[Your assignment]
Lines holding the string "will" are the ones to copy; find them all in the data.

::: Dataset entries

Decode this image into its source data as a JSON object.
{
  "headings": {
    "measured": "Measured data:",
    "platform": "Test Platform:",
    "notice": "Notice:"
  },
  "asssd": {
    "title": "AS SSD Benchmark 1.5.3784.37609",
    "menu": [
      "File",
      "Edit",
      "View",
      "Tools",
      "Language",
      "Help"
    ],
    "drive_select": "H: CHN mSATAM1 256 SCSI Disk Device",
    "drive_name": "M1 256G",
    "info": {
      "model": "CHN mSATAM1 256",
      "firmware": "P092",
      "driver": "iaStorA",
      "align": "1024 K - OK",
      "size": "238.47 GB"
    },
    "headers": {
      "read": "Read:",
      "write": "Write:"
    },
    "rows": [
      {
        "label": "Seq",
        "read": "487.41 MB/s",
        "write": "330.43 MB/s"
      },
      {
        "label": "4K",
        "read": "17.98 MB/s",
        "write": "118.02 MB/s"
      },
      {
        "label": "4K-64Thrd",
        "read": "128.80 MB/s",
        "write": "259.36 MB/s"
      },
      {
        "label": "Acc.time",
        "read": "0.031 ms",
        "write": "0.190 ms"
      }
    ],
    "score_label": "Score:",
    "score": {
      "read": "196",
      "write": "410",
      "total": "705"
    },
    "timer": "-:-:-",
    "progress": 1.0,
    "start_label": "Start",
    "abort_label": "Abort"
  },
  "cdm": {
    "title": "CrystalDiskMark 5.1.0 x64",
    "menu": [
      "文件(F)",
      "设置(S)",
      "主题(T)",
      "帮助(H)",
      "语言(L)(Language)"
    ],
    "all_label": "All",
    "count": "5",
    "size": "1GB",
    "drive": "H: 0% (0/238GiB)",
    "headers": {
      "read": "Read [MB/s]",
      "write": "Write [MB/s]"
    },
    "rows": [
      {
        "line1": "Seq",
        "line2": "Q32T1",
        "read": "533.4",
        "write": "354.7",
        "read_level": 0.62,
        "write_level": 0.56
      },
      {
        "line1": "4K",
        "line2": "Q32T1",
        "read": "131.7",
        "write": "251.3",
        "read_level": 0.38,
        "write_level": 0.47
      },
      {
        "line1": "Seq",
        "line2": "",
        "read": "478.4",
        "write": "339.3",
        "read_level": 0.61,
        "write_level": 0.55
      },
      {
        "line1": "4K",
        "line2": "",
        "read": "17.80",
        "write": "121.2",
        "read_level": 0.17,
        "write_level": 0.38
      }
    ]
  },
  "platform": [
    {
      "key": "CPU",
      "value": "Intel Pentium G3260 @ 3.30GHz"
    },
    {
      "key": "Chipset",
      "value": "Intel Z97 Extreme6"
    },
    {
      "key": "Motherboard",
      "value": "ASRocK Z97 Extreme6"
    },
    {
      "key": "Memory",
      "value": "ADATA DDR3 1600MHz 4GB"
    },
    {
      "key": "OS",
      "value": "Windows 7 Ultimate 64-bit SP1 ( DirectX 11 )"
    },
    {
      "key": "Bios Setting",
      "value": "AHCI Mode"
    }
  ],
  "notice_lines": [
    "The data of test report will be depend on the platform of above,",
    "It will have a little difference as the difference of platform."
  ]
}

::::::

[Answer to the problem]
    "The data of test report will be depend on the platform of above,",
    "It will have a little difference as the difference of platform."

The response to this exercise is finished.